## EXERCISE DETAILS
Nothing in the data should be left out or altered when it is retyped.

## STORED DATA
-=-=-=-=-

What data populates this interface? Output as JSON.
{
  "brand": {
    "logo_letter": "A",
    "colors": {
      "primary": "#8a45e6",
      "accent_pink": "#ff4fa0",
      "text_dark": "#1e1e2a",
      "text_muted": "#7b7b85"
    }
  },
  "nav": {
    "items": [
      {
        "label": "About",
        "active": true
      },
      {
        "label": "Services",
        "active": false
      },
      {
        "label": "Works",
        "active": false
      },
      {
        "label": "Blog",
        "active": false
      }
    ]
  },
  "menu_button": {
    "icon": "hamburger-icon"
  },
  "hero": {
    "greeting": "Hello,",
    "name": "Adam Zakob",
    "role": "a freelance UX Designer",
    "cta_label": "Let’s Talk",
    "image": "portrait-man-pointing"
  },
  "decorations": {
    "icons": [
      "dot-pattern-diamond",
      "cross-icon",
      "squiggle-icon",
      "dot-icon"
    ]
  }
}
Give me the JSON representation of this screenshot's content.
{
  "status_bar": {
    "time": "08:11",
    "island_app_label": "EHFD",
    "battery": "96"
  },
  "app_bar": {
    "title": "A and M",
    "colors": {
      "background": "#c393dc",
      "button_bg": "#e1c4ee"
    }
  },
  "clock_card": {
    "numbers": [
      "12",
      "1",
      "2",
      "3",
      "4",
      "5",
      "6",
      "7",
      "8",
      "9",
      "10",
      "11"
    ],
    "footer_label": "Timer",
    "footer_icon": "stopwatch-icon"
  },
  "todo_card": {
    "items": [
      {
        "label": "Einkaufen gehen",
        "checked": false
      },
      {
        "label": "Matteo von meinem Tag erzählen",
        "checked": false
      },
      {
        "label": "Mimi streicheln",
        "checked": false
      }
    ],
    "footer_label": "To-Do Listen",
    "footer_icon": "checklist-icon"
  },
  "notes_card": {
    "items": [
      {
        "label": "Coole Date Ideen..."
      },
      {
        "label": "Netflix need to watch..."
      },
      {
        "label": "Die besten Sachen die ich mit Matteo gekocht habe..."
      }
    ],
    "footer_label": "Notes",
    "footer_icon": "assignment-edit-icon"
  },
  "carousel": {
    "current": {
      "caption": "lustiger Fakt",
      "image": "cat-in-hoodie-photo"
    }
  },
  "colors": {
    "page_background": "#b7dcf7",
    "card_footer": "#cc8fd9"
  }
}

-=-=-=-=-

## TASK SOLUTION
What data populates this interface? Output as JSON.
{
  "brand": {
    "logo_letter": "A",
    "colors": {
      "primary": "#8a45e6",
      "accent_pink": "#ff4fa0",
      "text_dark": "#1e1e2a",
      "text_muted": "#7b7b85"
    }
  },
  "nav": {
    "items": [
      {
        "label": "About",
        "active": true
      },
      {
        "label": "Services",
        "active": false
      },
      {
        "label": "Works",
        "active": false
      },
      {
        "label": "Blog",
        "active": false
      }
    ]
  },
  "menu_button": {
    "icon": "hamburger-icon"
  },
  "hero": {
    "greeting": "Hello,",
    "name": "Adam Zakob",
    "role": "a freelance UX Designer",
    "cta_label": "Let’s Talk",
    "image": "portrait-man-pointing"
  },
  "decorations": {
    "icons": [
      "dot-pattern-diamond",
      "cross-icon",
      "squiggle-icon",
      "dot-icon"
    ]
  }
}
Give me the JSON representation of this screenshot's content.
{
  "status_bar": {
    "time": "08:11",
    "island_app_label": "EHFD",
    "battery": "96"
  },
  "app_bar": {
    "title": "A and M",
    "colors": {
      "background": "#c393dc",
      "button_bg": "#e1c4ee"
    }
  },
  "clock_card": {
    "numbers": [
      "12",
      "1",
      "2",
      "3",
      "4",
      "5",
      "6",
      "7",
      "8",
      "9",
      "10",
      "11"
    ],
    "footer_label": "Timer",
    "footer_icon": "stopwatch-icon"
  },
  "todo_card": {
    "items": [
      {
        "label": "Einkaufen gehen",
        "checked": false
      },
      {
        "label": "Matteo von meinem Tag erzählen",
        "checked": false
      },
      {
        "label": "Mimi streicheln",
        "checked": false
      }
    ],
    "footer_label": "To-Do Listen",
    "footer_icon": "checklist-icon"
  },
  "notes_card": {
    "items": [
      {
        "label": "Coole Date Ideen..."
      },
      {
        "label": "Netflix need to watch..."
      },
      {
        "label": "Die besten Sachen die ich mit Matteo gekocht habe..."
      }
    ],
    "footer_label": "Notes",
    "footer_icon": "assignment-edit-icon"
  },
  "carousel": {
    "current": {
      "caption": "lustiger Fakt",
      "image": "cat-in-hoodie-photo"
    }
  },
  "colors": {
    "page_background": "#b7dcf7",
    "card_footer": "#cc8fd9"
  }
}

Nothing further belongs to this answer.